I did work study for the theater department for most of my years at college. I had an amazing time. For each show, we’d spend weeks in rehearsals working several hours every night and building the sets on the weekends. Then we’d put the show on for three weekends in a row. It was a small theater department so we often had folks from outside the school performing and working. It was much more like community theater than your typical university theater.
Everybody working a show from the actors to the director and the stagehands became a small family for a few months. And because it was a community theater often the same people would come back and work the next show, and the next. I made some great, lifelong friends at that theater.
Because of this, I love a movie about theater life. Stage Fright is a pretty terrific slasher film from director Michele Soavi that takes place almost entirely in a theater.
A small theater troupe is rehearsing a show about a serial killer who wears a big owl head while he attacks young women on the city street. It is set to open in just a few days, but the maniacal director Peter (David Brandon) doesn’t think it is ready. He locks all the doors, hides the key, and demands everybody stay all night to perfect the show.
Two actresses, Alicia (Barbara Capisti) and Betty (Ulrike Schwerk) find a way to sneak out because Alicia has sprang her ankle and needs medical attention. The closest doctor is at a psych hospital and naturally, a psycho-killer escapes while they are there and sneaks into their car.

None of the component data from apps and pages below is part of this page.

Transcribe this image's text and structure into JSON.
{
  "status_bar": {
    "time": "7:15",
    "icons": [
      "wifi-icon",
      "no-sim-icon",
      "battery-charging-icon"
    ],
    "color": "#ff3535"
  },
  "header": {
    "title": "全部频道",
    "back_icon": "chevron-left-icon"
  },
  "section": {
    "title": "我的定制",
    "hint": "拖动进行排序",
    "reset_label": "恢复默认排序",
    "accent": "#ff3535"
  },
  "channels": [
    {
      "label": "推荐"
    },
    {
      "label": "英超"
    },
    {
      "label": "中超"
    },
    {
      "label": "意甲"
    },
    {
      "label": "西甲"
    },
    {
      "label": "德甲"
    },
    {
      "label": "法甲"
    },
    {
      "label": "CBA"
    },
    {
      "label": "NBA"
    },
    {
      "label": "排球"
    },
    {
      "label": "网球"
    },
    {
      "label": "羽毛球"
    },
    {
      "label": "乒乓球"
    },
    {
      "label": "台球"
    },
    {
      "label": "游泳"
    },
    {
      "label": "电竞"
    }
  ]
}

You can guess what happens next. It takes a while for the bodies to start piling up. There is some enjoyable behind-the-scenes at the theater stuff. Some of it is on point, but some of it seems completely ludicrous. All of the cast is hungry, they need the job, they need the money, and they desire the fame. When the first girl dies the police are called and the press shows up. The director immediately tries to use it as a means of drumming up publicity.
But three days before opening night, he also fires one of his lead actresses, rewrites entire scenes, and makes big changes no director in his right mind would do that close to opening.
Not that any of this matters. This is a slasher film, not a theatrical documentary, but this nerd noticed.
Soavi has a great eye. In some ways the film is more Giallo than your typical slasher, which makes sense since he studied under Dario Argento. There is a great visual sense throughout the film, but especially in the last act. There is a scene in which the stage has been set in a most theatrically macabre way and then a fan clicks on and blows feathers all over and it is so strangely beautiful.
The killer wears that giant owl head for the entirety of the film and it is just terrifying. Once the kills do begin they come fast and furious. About halfway through I was mentally writing this review and I thought to myself that there wasn’t much gore for a slasher film. I was oh-so-wrong. Not long after that things get very bloody. The kills are good as the kids say.
The best slashers are typically no more than dumb fun. Stagefright is that, but it has more style, more of that special something that elevates far above most films in the genre. It comes highly recommended by me. Perhaps even more so if you’ve ever done any theater.